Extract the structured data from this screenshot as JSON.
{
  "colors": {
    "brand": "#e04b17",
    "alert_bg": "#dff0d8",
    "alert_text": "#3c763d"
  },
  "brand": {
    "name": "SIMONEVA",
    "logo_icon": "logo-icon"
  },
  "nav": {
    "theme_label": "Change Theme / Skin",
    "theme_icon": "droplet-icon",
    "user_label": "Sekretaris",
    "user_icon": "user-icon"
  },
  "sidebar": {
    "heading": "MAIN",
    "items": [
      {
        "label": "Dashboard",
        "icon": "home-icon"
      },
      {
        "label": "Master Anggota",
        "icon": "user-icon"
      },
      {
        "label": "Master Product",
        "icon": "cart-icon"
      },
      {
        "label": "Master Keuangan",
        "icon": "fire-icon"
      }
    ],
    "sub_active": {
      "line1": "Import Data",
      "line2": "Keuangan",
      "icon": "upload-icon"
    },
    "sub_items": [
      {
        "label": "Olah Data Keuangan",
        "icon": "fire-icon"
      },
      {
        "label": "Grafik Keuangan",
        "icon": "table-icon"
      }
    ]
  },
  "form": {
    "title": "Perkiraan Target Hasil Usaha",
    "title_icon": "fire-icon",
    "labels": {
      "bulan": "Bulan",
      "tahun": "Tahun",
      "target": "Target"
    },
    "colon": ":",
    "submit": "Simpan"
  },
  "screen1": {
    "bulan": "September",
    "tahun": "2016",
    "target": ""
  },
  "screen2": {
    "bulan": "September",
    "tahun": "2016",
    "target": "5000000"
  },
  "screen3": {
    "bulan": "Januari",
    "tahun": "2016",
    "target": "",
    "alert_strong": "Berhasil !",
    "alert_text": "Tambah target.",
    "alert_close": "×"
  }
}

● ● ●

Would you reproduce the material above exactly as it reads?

Extract the structured data from this screenshot as JSON.
{
  "colors": {
    "brand": "#e04b17",
    "alert_bg": "#dff0d8",
    "alert_text": "#3c763d"
  },
  "brand": {
    "name": "SIMONEVA",
    "logo_icon": "logo-icon"
  },
  "nav": {
    "theme_label": "Change Theme / Skin",
    "theme_icon": "droplet-icon",
    "user_label": "Sekretaris",
    "user_icon": "user-icon"
  },
  "sidebar": {
    "heading": "MAIN",
    "items": [
      {
        "label": "Dashboard",
        "icon": "home-icon"
      },
      {
        "label": "Master Anggota",
        "icon": "user-icon"
      },
      {
        "label": "Master Product",
        "icon": "cart-icon"
      },
      {
        "label": "Master Keuangan",
        "icon": "fire-icon"
      }
    ],
    "sub_active": {
      "line1": "Import Data",
      "line2": "Keuangan",
      "icon": "upload-icon"
    },
    "sub_items": [
      {
        "label": "Olah Data Keuangan",
        "icon": "fire-icon"
      },
      {
        "label": "Grafik Keuangan",
        "icon": "table-icon"
      }
    ]
  },
  "form": {
    "title": "Perkiraan Target Hasil Usaha",
    "title_icon": "fire-icon",
    "labels": {
      "bulan": "Bulan",
      "tahun": "Tahun",
      "target": "Target"
    },
    "colon": ":",
    "submit": "Simpan"
  },
  "screen1": {
    "bulan": "September",
    "tahun": "2016",
    "target": ""
  },
  "screen2": {
    "bulan": "September",
    "tahun": "2016",
    "target": "5000000"
  },
  "screen3": {
    "bulan": "Januari",
    "tahun": "2016",
    "target": "",
    "alert_strong": "Berhasil !",
    "alert_text": "Tambah target.",
    "alert_close": "×"
  }
}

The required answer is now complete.